* EXERCISE AIM: In the data below, find each line that contains the word "user" and copy it.

ENTRIES SUPPLIED: Begin

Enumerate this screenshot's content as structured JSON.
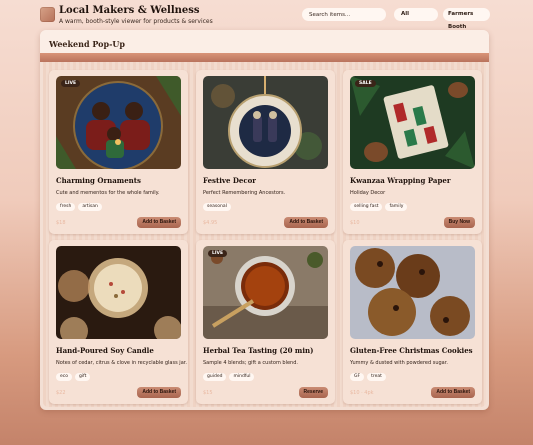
{
  "header": {
    "title": "Local Makers & Wellness",
    "subtitle": "A warm, booth-style viewer for products & services",
    "search_placeholder": "Search items...",
    "category_value": "All",
    "booth_label": "Farmers Booth"
  },
  "section": {
    "title": "Weekend Pop-Up"
  },
  "cards": [
    {
      "badge": "LIVE",
      "name": "Charming Ornaments",
      "desc": "Cute and mementos for the whole family.",
      "tags": [
        "fresh",
        "artisan"
      ],
      "price": "$18",
      "action": "Add to Basket"
    },
    {
      "badge": "",
      "name": "Festive Decor",
      "desc": "Perfect Remembering Ancestors.",
      "tags": [
        "seasonal"
      ],
      "price": "$4.95",
      "action": "Add to Basket"
    },
    {
      "badge": "SALE",
      "name": "Kwanzaa Wrapping Paper",
      "desc": "Holiday Decor",
      "tags": [
        "selling fast",
        "family"
      ],
      "price": "$10",
      "action": "Buy Now"
    },
    {
      "badge": "",
      "name": "Hand-Poured Soy Candle",
      "desc": "Notes of cedar, citrus & clove in recyclable glass jar.",
      "tags": [
        "eco",
        "gift"
      ],
      "price": "$22",
      "action": "Add to Basket"
    },
    {
      "badge": "LIVE",
      "name": "Herbal Tea Tasting (20 min)",
      "desc": "Sample 4 blends; gift a custom blend.",
      "tags": [
        "guided",
        "mindful"
      ],
      "price": "$15",
      "action": "Reserve"
    },
    {
      "badge": "",
      "name": "Gluten-Free Christmas Cookies",
      "desc": "Yummy & dusted with powdered sugar.",
      "tags": [
        "GF",
        "treat"
      ],
      "price": "$10 · 4pk",
      "action": "Add to Basket"
    }
  ]
}
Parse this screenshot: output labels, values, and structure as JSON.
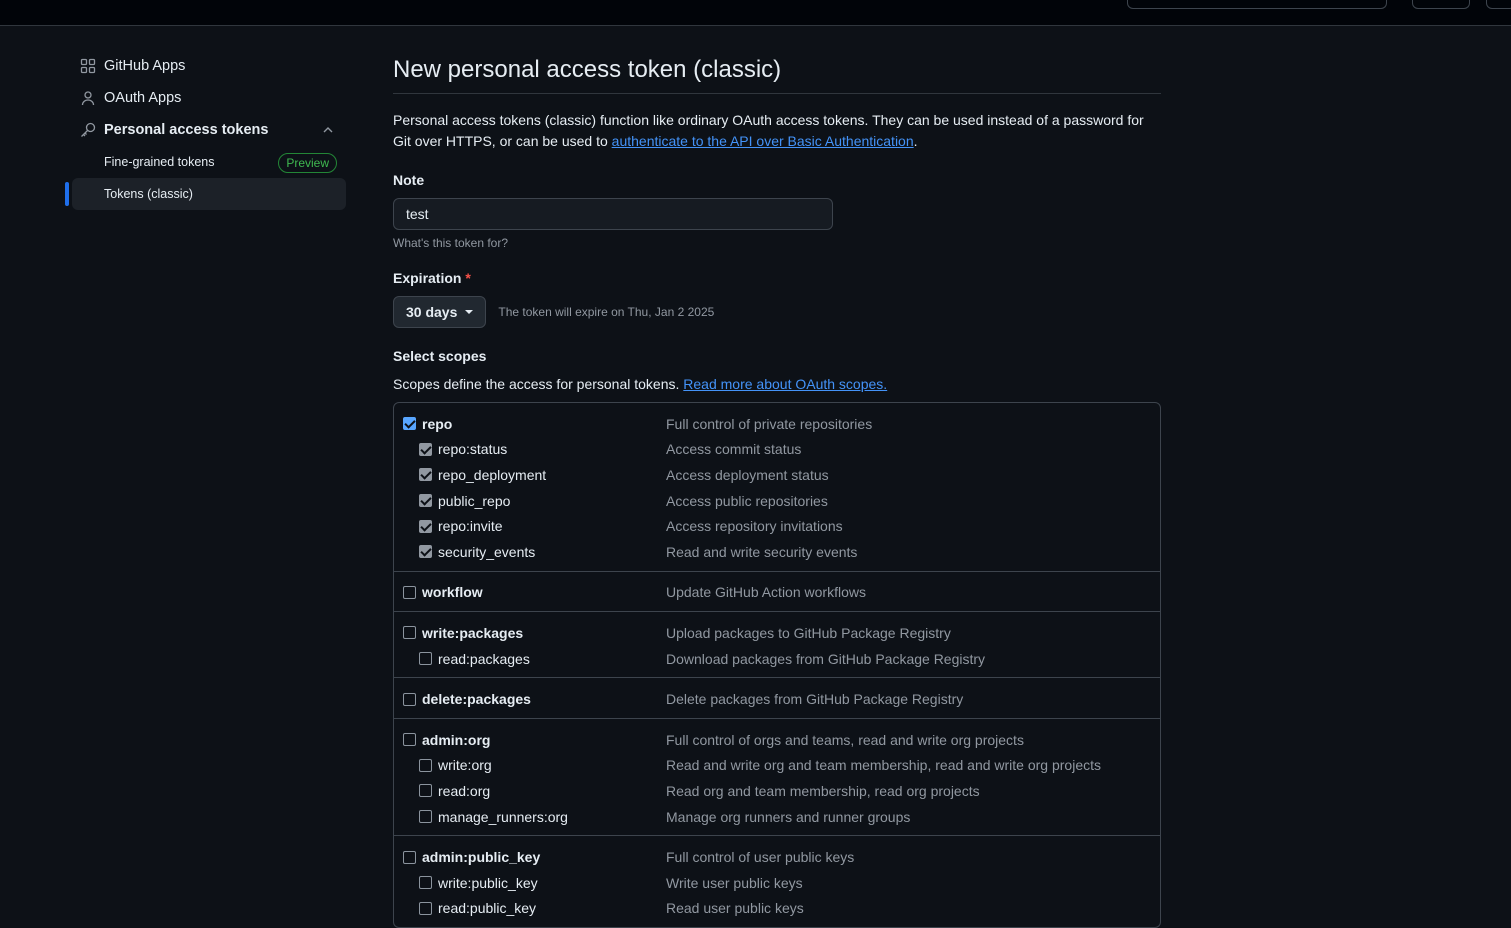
{
  "sidebar": {
    "items": [
      {
        "label": "GitHub Apps"
      },
      {
        "label": "OAuth Apps"
      },
      {
        "label": "Personal access tokens"
      }
    ],
    "subitems": [
      {
        "label": "Fine-grained tokens",
        "badge": "Preview"
      },
      {
        "label": "Tokens (classic)"
      }
    ]
  },
  "main": {
    "title": "New personal access token (classic)",
    "intro_text": "Personal access tokens (classic) function like ordinary OAuth access tokens. They can be used instead of a password for Git over HTTPS, or can be used to ",
    "intro_link": "authenticate to the API over Basic Authentication",
    "intro_end": ".",
    "note_label": "Note",
    "note_value": "test",
    "note_hint": "What's this token for?",
    "expiration_label": "Expiration",
    "expiration_required": "*",
    "expiration_value": "30 days",
    "expiration_note": "The token will expire on Thu, Jan 2 2025",
    "scopes_label": "Select scopes",
    "scopes_desc": "Scopes define the access for personal tokens. ",
    "scopes_link": "Read more about OAuth scopes."
  },
  "scopes": [
    {
      "name": "repo",
      "desc": "Full control of private repositories",
      "checked": true,
      "children": [
        {
          "name": "repo:status",
          "desc": "Access commit status",
          "checked": true
        },
        {
          "name": "repo_deployment",
          "desc": "Access deployment status",
          "checked": true
        },
        {
          "name": "public_repo",
          "desc": "Access public repositories",
          "checked": true
        },
        {
          "name": "repo:invite",
          "desc": "Access repository invitations",
          "checked": true
        },
        {
          "name": "security_events",
          "desc": "Read and write security events",
          "checked": true
        }
      ]
    },
    {
      "name": "workflow",
      "desc": "Update GitHub Action workflows",
      "checked": false,
      "children": []
    },
    {
      "name": "write:packages",
      "desc": "Upload packages to GitHub Package Registry",
      "checked": false,
      "children": [
        {
          "name": "read:packages",
          "desc": "Download packages from GitHub Package Registry",
          "checked": false
        }
      ]
    },
    {
      "name": "delete:packages",
      "desc": "Delete packages from GitHub Package Registry",
      "checked": false,
      "children": []
    },
    {
      "name": "admin:org",
      "desc": "Full control of orgs and teams, read and write org projects",
      "checked": false,
      "children": [
        {
          "name": "write:org",
          "desc": "Read and write org and team membership, read and write org projects",
          "checked": false
        },
        {
          "name": "read:org",
          "desc": "Read org and team membership, read org projects",
          "checked": false
        },
        {
          "name": "manage_runners:org",
          "desc": "Manage org runners and runner groups",
          "checked": false
        }
      ]
    },
    {
      "name": "admin:public_key",
      "desc": "Full control of user public keys",
      "checked": false,
      "children": [
        {
          "name": "write:public_key",
          "desc": "Write user public keys",
          "checked": false
        },
        {
          "name": "read:public_key",
          "desc": "Read user public keys",
          "checked": false
        }
      ]
    }
  ]
}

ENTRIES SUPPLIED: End

* SOLUTION TO THIS EXERCISE:
      "desc": "Full control of user public keys",
          "desc": "Write user public keys",
          "desc": "Read user public keys",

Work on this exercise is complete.